• _Exercise requirements_
Select from the data all lines with the word "placeholder".

################

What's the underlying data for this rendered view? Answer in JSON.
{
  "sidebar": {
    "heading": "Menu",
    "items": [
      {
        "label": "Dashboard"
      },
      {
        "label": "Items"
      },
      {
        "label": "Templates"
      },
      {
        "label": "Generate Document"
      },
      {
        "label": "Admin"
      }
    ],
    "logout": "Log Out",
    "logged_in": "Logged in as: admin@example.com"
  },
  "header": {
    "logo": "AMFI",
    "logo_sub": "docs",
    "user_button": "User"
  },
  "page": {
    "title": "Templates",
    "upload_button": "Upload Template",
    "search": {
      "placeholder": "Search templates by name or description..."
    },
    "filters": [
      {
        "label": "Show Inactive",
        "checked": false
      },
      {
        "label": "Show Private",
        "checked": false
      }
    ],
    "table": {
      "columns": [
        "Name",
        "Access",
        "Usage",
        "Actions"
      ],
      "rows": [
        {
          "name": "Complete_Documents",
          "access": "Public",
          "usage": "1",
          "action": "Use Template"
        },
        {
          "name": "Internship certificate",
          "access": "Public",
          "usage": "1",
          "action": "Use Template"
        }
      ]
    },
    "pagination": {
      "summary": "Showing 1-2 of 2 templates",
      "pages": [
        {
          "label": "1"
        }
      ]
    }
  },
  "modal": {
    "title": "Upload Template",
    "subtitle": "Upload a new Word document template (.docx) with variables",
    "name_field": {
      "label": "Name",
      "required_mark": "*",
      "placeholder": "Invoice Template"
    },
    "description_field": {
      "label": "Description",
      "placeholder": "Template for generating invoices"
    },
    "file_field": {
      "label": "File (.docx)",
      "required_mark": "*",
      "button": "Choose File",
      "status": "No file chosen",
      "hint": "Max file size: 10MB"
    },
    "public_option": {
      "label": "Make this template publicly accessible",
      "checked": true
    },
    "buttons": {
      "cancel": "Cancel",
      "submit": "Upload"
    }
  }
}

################

• _Answer below_
      "placeholder": "Search templates by name or description..."
      "placeholder": "Invoice Template"
      "placeholder": "Template for generating invoices"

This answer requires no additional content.